• _YOUR GOAL_
Print each entry in full, word for word, with no pictures in the result.

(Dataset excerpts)
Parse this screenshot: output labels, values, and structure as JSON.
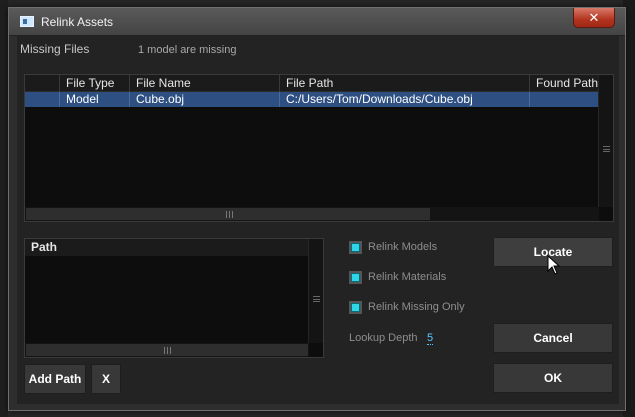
{
  "window": {
    "title": "Relink Assets",
    "close_glyph": "✕"
  },
  "missing": {
    "label": "Missing Files",
    "count_text": "1 model are missing"
  },
  "table": {
    "columns": [
      "File Type",
      "File Name",
      "File Path",
      "Found Path"
    ],
    "rows": [
      [
        "Model",
        "Cube.obj",
        "C:/Users/Tom/Downloads/Cube.obj",
        ""
      ]
    ]
  },
  "paths": {
    "header": "Path"
  },
  "options": {
    "relink_models": {
      "label": "Relink Models",
      "checked": true
    },
    "relink_materials": {
      "label": "Relink Materials",
      "checked": true
    },
    "relink_missing_only": {
      "label": "Relink Missing Only",
      "checked": true
    },
    "lookup_depth_label": "Lookup Depth",
    "lookup_depth_value": "5"
  },
  "buttons": {
    "locate": "Locate",
    "cancel": "Cancel",
    "ok": "OK",
    "add_path": "Add Path",
    "remove_path": "X"
  },
  "colors": {
    "selection": "#2d4f82",
    "checkbox": "#2fd6e8",
    "close_button": "#b3341f"
  }
}
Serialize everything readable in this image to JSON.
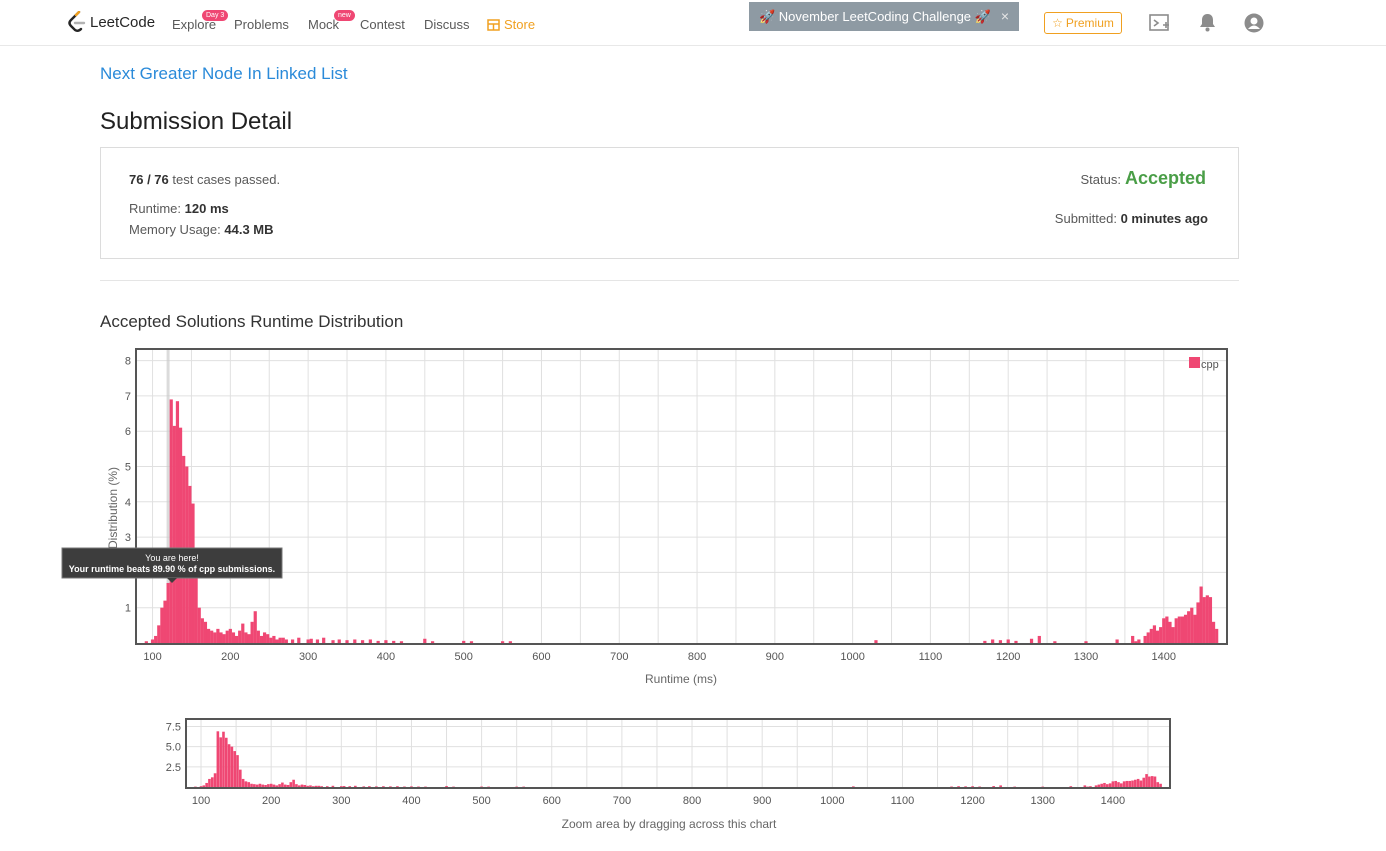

• _TASK RESPONSE_
Parse this screenshot: output labels, values, and structure as JSON.
{
  "window": {
    "title": "Relink Assets",
    "close_glyph": "✕"
  },
  "missing": {
    "label": "Missing Files",
    "count_text": "1 model are missing"
  },
  "table": {
    "columns": [
      "File Type",
      "File Name",
      "File Path",
      "Found Path"
    ],
    "rows": [
      [
        "Model",
        "Cube.obj",
        "C:/Users/Tom/Downloads/Cube.obj",
        ""
      ]
    ]
  },
  "paths": {
    "header": "Path"
  },
  "options": {
    "relink_models": {
      "label": "Relink Models",
      "checked": true
    },
    "relink_materials": {
      "label": "Relink Materials",
      "checked": true
    },
    "relink_missing_only": {
      "label": "Relink Missing Only",
      "checked": true
    },
    "lookup_depth_label": "Lookup Depth",
    "lookup_depth_value": "5"
  },
  "buttons": {
    "locate": "Locate",
    "cancel": "Cancel",
    "ok": "OK",
    "add_path": "Add Path",
    "remove_path": "X"
  },
  "colors": {
    "selection": "#2d4f82",
    "checkbox": "#2fd6e8",
    "close_button": "#b3341f"
  }
}
Serialize everything readable in this image to JSON.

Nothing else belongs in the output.